The subcompact car segment is forecast to resume growth this year, rising to 23 percent of the overall European market from a 10-year low of 22.5 percent in 2014, when sales reached 2.6 million units. Analysts at IHS Automotive, however, predict that total subcompact sales won’t rise again to the record 28 percent share achieved in 2009, when many European governments responded to the global financial crisis by providing subsidies that heavily favored small cars such as the Ford Fiesta and Volkswagen Polo.
“The longer term weakness in share suggests that some customers are moving out of this category,” IHS analyst Ian Fletcher told Automotive News Europe. “Perhaps the biggest factor is subcompact crossovers.” In 2014, sales of small crossovers and SUVs rose 54 percent to 761,087 units. IHS predicts that this segment, topped by the Renault Captur, will rise to 1.3 million by 2020 to take a 9 percent share of the European market. By the same time, traditional subcompacts are expected to account for 23.2 percent of the market, just slightly above the forecast for this year.

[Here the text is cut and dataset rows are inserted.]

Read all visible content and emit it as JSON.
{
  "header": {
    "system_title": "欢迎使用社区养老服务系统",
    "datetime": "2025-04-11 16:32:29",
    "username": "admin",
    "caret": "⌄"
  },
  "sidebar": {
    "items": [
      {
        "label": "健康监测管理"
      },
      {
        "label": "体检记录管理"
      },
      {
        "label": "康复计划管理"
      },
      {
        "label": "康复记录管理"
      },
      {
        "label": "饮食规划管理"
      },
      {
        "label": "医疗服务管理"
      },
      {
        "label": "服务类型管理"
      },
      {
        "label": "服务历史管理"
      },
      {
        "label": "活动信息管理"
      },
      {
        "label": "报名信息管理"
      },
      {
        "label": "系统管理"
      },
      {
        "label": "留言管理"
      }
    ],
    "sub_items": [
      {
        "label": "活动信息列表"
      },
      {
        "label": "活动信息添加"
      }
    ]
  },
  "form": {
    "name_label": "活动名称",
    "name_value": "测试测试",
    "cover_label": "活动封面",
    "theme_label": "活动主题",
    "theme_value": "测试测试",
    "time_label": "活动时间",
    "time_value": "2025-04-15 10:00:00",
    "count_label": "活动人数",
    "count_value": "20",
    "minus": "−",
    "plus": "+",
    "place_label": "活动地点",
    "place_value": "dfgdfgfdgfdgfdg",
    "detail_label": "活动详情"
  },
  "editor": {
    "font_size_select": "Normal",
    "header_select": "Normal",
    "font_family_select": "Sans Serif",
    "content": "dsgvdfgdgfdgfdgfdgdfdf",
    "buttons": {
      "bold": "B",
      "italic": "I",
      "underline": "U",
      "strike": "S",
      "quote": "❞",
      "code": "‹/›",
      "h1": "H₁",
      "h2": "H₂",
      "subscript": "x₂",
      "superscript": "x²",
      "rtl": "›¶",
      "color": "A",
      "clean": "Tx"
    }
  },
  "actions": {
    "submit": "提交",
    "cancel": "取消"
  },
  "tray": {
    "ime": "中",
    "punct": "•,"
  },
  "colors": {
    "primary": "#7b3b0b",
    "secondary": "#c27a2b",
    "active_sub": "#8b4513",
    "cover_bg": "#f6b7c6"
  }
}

Fletcher said another factor slowing growth of traditional subcompacts is the improving European economy, which is boosting consumer confidence and leading customers to move up to larger, more expensive segments.